I did not find this novel as engaging and exhilarating as Extremely Loud and Incredibly Close--not as a whole, anyway, though it was impossible to resist the Ukrainian translator's brilliantly comic and touching narrative. I think it would help me to read some commentaries by other reviewers about the fable-like story that accompanies the fictionalized Jonathan's quest: I became impatient with its elaborate artifice and tired of trying to grasp what it was saying about the history of Jewish communities. I did discern (I think!) that it offers a kind of allegorical account of the way a community builds meaning around tradition, myth, and relationships; and I felt that perhaps the element of disbelief it evokes in readers (or in this reader, anyway) was related to the inability of the inhabitants of the fabulous village to understand the direction of their own history and, ultimately, the fate that awaits them. Here it seemed interestingly linked to other Holocaust stories (such as Night) that similarly rely on dramatic irony to generate tension and mourning in their readers: we know, or imagine, only too well what lies in the characters' futures. Here as in his second novel, Foer seems preoccupied with the proximity of love to grief and suffering. If there's a redemptive message in either book, I'd say it is that the pain becomes worthwhile (if you can say that) because it is a measure of love. Suffering seems in both books to be what makes love most tangible: if this perspective is essentially a tragic one, I suppose that is the consequence of setting these books around human catastrophes.

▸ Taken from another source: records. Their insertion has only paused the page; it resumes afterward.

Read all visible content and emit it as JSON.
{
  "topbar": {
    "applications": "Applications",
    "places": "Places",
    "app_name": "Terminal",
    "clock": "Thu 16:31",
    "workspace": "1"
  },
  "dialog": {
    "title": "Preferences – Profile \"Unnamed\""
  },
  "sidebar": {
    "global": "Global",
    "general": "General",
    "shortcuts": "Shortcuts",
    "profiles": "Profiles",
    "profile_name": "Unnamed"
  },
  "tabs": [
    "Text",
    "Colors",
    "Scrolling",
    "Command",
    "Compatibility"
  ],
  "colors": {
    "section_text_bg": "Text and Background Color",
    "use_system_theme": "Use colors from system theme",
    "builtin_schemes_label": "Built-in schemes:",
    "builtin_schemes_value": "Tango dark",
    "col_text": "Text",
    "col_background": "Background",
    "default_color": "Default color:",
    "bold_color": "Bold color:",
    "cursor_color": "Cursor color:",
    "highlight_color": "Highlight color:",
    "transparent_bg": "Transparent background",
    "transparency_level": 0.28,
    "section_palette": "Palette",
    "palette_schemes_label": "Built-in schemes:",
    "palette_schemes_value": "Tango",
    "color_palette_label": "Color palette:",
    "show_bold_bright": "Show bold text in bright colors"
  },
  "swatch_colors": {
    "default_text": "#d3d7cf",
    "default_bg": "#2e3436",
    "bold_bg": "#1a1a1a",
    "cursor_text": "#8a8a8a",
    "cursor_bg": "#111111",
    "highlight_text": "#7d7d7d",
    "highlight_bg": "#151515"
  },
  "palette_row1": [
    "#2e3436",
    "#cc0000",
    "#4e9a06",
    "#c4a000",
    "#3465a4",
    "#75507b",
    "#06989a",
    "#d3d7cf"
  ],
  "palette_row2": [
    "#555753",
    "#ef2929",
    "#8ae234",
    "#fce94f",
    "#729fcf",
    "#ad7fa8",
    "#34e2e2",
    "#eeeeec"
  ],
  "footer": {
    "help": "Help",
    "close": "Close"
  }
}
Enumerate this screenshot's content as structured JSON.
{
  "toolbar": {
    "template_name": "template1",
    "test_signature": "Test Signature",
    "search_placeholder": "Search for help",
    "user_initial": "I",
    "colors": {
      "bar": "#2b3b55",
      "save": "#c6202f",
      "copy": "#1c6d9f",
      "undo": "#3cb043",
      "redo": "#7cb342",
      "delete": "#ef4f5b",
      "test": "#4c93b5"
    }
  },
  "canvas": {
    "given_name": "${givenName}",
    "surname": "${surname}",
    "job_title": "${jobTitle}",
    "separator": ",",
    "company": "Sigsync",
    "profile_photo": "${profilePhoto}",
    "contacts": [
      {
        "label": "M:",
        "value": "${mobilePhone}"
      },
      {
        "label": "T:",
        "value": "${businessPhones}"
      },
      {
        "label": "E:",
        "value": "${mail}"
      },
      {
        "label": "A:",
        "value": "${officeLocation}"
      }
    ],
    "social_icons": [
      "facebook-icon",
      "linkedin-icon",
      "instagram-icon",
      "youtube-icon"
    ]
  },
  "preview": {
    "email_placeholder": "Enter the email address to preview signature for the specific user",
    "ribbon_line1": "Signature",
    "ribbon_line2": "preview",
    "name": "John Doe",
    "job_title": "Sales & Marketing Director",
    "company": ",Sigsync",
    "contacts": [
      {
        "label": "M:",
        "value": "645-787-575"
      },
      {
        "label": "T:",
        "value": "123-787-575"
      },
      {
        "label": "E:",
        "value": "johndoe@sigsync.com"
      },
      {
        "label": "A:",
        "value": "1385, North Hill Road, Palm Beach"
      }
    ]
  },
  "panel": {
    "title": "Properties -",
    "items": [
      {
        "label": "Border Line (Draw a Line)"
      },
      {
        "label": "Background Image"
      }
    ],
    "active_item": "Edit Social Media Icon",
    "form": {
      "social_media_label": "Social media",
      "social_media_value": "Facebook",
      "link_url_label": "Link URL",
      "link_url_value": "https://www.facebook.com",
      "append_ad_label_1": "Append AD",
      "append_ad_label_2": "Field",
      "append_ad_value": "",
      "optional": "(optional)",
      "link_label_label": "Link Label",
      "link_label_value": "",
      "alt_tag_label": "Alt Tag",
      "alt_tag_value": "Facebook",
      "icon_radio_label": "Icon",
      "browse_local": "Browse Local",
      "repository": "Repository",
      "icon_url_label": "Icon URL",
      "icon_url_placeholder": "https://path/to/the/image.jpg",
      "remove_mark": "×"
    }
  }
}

Zadie Smith, White Teeth

White Teeth

I thoroughly enjoyed reading this novel, which seemed as generous and humane as I expected from its reviews, and from the comments of other readers I had talked to about it. On the other hand, though I have heard the term 'Dickensian' applied to it--perhaps because of its length, and the diversity and eccentricity of its cast of characters--White Teeth struck me as more worthy of the 'loose baggy monster' epithet than such genuine Dickensian candidates as Bleak House or Little Dorrit. Where was the unifying pattern, whether of plot, imagery, or idea? Compare the climactic (?) shooting incident near the end of White Teeth with Krook's spontaneous combustion in Bleak House, for example. While the former was high in drama and yet somehow comic, and while it brought elements of the story around to a kind of neat circularity, the latter (despite being entirely outrageous in realist terms, despite Dickens's famous defense of it) is much more richly emblematic of the social and moral crises of its novel. Though I would not have expected to say quite this about Dickens, his is by far the more compelling moment aesthetically as well as intellectually.